Click the image to restart the walk.
If you've looked at the virtual graffiti page you might have noticed that I suggested that the Graffiti Markup Language (GML) might be useful for displaying GPS data. The ability of GML to include an element of time makes for more exciting GPS visualisations than just using a static image.
In fact, it seemed so exciting I thought I'd give it a go! I used a modified version of the Pocket PC tracker program, to collect GPS coordinates at regular intervals, but you should be able to adapt any GPS logs that include a time for each coordinate. I then wrote a convertor in Processing to create a GML file from comma-separated values (CSV) data in the log file. Then, all I needed to do was use the GML file to create some arrays to put in the processing.js sketch, just like on the virtual graffiti page.
The processing.js code used for this page is slightly different to the virtual graffiti page. For one thing, it loads a background image, in this example borrowed from Google Maps. Also, to make it easy to adjust the GPS track to fit properly on the image, there are three variables added: sca (a scale factor), and xoff/yoff which move the track horizontally and vertically. You shouldn't find them too difficult to use with your own data and image. Also, hopefully the other minor changes should be easily understood.

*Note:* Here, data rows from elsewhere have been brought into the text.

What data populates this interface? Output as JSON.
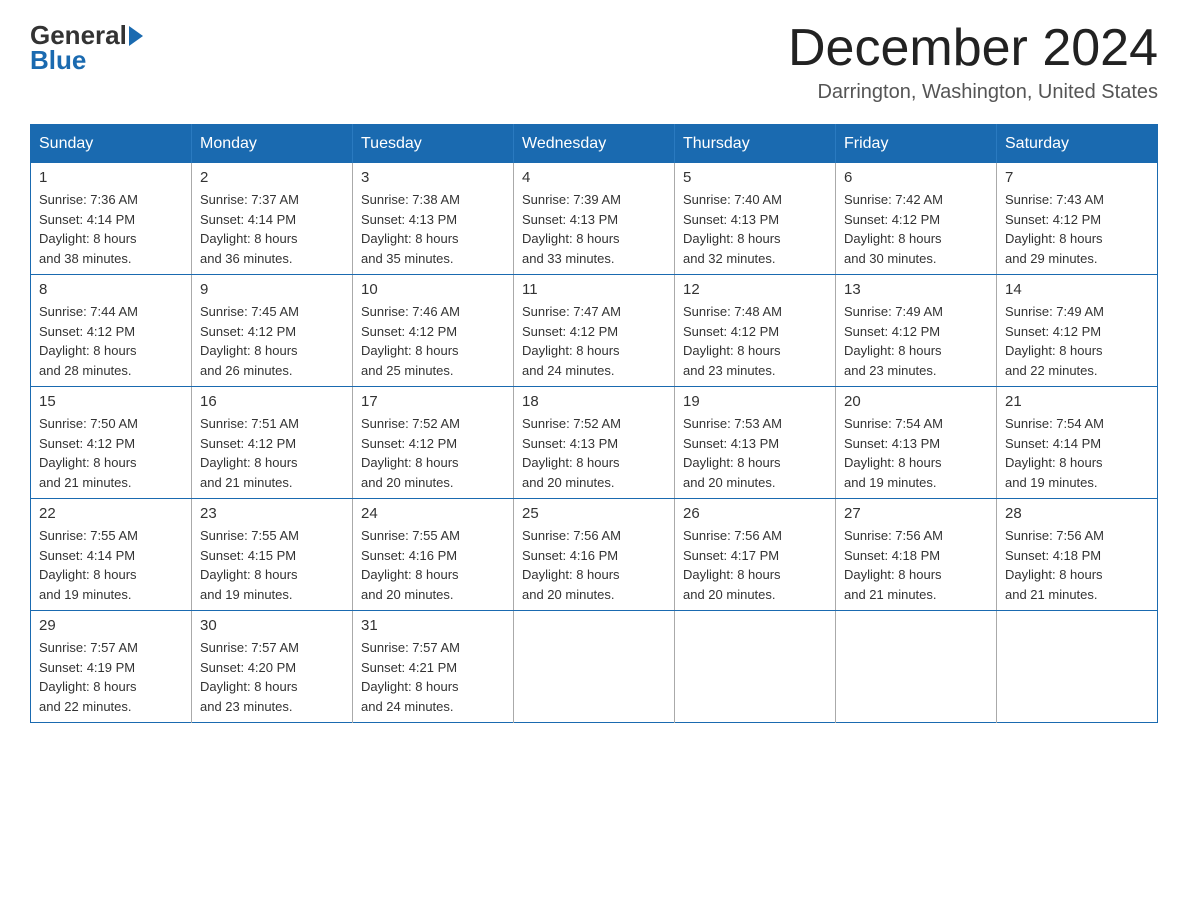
{
  "header": {
    "logo_general": "General",
    "logo_blue": "Blue",
    "month_title": "December 2024",
    "location": "Darrington, Washington, United States"
  },
  "weekdays": [
    "Sunday",
    "Monday",
    "Tuesday",
    "Wednesday",
    "Thursday",
    "Friday",
    "Saturday"
  ],
  "weeks": [
    [
      {
        "day": "1",
        "sunrise": "7:36 AM",
        "sunset": "4:14 PM",
        "daylight": "8 hours and 38 minutes."
      },
      {
        "day": "2",
        "sunrise": "7:37 AM",
        "sunset": "4:14 PM",
        "daylight": "8 hours and 36 minutes."
      },
      {
        "day": "3",
        "sunrise": "7:38 AM",
        "sunset": "4:13 PM",
        "daylight": "8 hours and 35 minutes."
      },
      {
        "day": "4",
        "sunrise": "7:39 AM",
        "sunset": "4:13 PM",
        "daylight": "8 hours and 33 minutes."
      },
      {
        "day": "5",
        "sunrise": "7:40 AM",
        "sunset": "4:13 PM",
        "daylight": "8 hours and 32 minutes."
      },
      {
        "day": "6",
        "sunrise": "7:42 AM",
        "sunset": "4:12 PM",
        "daylight": "8 hours and 30 minutes."
      },
      {
        "day": "7",
        "sunrise": "7:43 AM",
        "sunset": "4:12 PM",
        "daylight": "8 hours and 29 minutes."
      }
    ],
    [
      {
        "day": "8",
        "sunrise": "7:44 AM",
        "sunset": "4:12 PM",
        "daylight": "8 hours and 28 minutes."
      },
      {
        "day": "9",
        "sunrise": "7:45 AM",
        "sunset": "4:12 PM",
        "daylight": "8 hours and 26 minutes."
      },
      {
        "day": "10",
        "sunrise": "7:46 AM",
        "sunset": "4:12 PM",
        "daylight": "8 hours and 25 minutes."
      },
      {
        "day": "11",
        "sunrise": "7:47 AM",
        "sunset": "4:12 PM",
        "daylight": "8 hours and 24 minutes."
      },
      {
        "day": "12",
        "sunrise": "7:48 AM",
        "sunset": "4:12 PM",
        "daylight": "8 hours and 23 minutes."
      },
      {
        "day": "13",
        "sunrise": "7:49 AM",
        "sunset": "4:12 PM",
        "daylight": "8 hours and 23 minutes."
      },
      {
        "day": "14",
        "sunrise": "7:49 AM",
        "sunset": "4:12 PM",
        "daylight": "8 hours and 22 minutes."
      }
    ],
    [
      {
        "day": "15",
        "sunrise": "7:50 AM",
        "sunset": "4:12 PM",
        "daylight": "8 hours and 21 minutes."
      },
      {
        "day": "16",
        "sunrise": "7:51 AM",
        "sunset": "4:12 PM",
        "daylight": "8 hours and 21 minutes."
      },
      {
        "day": "17",
        "sunrise": "7:52 AM",
        "sunset": "4:12 PM",
        "daylight": "8 hours and 20 minutes."
      },
      {
        "day": "18",
        "sunrise": "7:52 AM",
        "sunset": "4:13 PM",
        "daylight": "8 hours and 20 minutes."
      },
      {
        "day": "19",
        "sunrise": "7:53 AM",
        "sunset": "4:13 PM",
        "daylight": "8 hours and 20 minutes."
      },
      {
        "day": "20",
        "sunrise": "7:54 AM",
        "sunset": "4:13 PM",
        "daylight": "8 hours and 19 minutes."
      },
      {
        "day": "21",
        "sunrise": "7:54 AM",
        "sunset": "4:14 PM",
        "daylight": "8 hours and 19 minutes."
      }
    ],
    [
      {
        "day": "22",
        "sunrise": "7:55 AM",
        "sunset": "4:14 PM",
        "daylight": "8 hours and 19 minutes."
      },
      {
        "day": "23",
        "sunrise": "7:55 AM",
        "sunset": "4:15 PM",
        "daylight": "8 hours and 19 minutes."
      },
      {
        "day": "24",
        "sunrise": "7:55 AM",
        "sunset": "4:16 PM",
        "daylight": "8 hours and 20 minutes."
      },
      {
        "day": "25",
        "sunrise": "7:56 AM",
        "sunset": "4:16 PM",
        "daylight": "8 hours and 20 minutes."
      },
      {
        "day": "26",
        "sunrise": "7:56 AM",
        "sunset": "4:17 PM",
        "daylight": "8 hours and 20 minutes."
      },
      {
        "day": "27",
        "sunrise": "7:56 AM",
        "sunset": "4:18 PM",
        "daylight": "8 hours and 21 minutes."
      },
      {
        "day": "28",
        "sunrise": "7:56 AM",
        "sunset": "4:18 PM",
        "daylight": "8 hours and 21 minutes."
      }
    ],
    [
      {
        "day": "29",
        "sunrise": "7:57 AM",
        "sunset": "4:19 PM",
        "daylight": "8 hours and 22 minutes."
      },
      {
        "day": "30",
        "sunrise": "7:57 AM",
        "sunset": "4:20 PM",
        "daylight": "8 hours and 23 minutes."
      },
      {
        "day": "31",
        "sunrise": "7:57 AM",
        "sunset": "4:21 PM",
        "daylight": "8 hours and 24 minutes."
      },
      null,
      null,
      null,
      null
    ]
  ],
  "labels": {
    "sunrise": "Sunrise:",
    "sunset": "Sunset:",
    "daylight": "Daylight:"
  }
}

Hopefully you'll find that this page inspires you to do some GPS logging to put on your website. However, if you're artistic why not even create some virtual graffiti outdoors using your GPS. If so, yours could be the biggest virtual graffiti tag ever! Compared to many other options, the great outdoors makes an enormous and beautiful canvas for your creations. By the way, if you're interested the example on this page was a walk around Edgbaston Reservoir, in Birmingham UK, on a nice sunny autumn afternoon.
If you decide to give this project a go, you'll need to use the CSV2GML convertor sketch, which you'll find in the sidebar on this page. It looks for CSV data where each line includes the time in seconds, the longitude, the latitude, and the altitude, in that order. The first line is ignored though, so it can be used for column titles. Any line including an optional PAUSE statement is interpreted as a break in the GML, so you can do dashes like in my example above. Also, the GPS CSV file must end with a line containing END to convert properly.